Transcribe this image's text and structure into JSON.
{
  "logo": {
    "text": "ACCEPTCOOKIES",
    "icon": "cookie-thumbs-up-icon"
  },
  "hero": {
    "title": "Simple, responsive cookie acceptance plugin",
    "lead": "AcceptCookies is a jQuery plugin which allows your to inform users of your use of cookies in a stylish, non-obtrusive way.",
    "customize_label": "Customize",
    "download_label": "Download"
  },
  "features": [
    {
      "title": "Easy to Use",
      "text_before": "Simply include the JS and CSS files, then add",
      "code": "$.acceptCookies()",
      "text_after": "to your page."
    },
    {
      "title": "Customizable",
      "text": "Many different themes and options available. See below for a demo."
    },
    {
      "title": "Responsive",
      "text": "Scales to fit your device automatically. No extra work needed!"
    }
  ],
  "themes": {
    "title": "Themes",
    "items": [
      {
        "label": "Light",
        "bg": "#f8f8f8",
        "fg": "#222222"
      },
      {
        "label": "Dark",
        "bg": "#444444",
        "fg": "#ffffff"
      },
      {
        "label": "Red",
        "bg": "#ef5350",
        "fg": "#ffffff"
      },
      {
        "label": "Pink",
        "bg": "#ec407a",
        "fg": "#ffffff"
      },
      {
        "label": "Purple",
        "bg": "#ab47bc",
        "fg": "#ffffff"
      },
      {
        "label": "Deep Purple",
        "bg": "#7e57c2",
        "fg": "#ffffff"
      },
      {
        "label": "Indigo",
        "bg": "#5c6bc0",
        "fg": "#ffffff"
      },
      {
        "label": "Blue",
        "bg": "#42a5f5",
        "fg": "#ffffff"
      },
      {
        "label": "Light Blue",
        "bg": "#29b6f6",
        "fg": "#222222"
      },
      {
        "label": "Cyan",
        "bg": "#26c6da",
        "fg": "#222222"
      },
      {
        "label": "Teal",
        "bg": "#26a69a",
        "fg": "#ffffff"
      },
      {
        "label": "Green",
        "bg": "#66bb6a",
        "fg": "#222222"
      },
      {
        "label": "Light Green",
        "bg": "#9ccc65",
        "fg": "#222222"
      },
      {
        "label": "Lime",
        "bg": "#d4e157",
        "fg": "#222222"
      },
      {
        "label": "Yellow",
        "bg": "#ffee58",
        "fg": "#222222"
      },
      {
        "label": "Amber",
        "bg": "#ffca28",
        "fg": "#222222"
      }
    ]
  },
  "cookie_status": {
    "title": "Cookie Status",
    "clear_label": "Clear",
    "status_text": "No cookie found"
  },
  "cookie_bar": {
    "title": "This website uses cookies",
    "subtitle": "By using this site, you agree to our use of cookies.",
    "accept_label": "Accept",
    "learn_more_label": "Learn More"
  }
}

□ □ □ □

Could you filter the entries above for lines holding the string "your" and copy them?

    "lead": "AcceptCookies is a jQuery plugin which allows your to inform users of your use of cookies in a stylish, non-obtrusive way.",
      "text_after": "to your page."
      "text": "Scales to fit your device automatically. No extra work needed!"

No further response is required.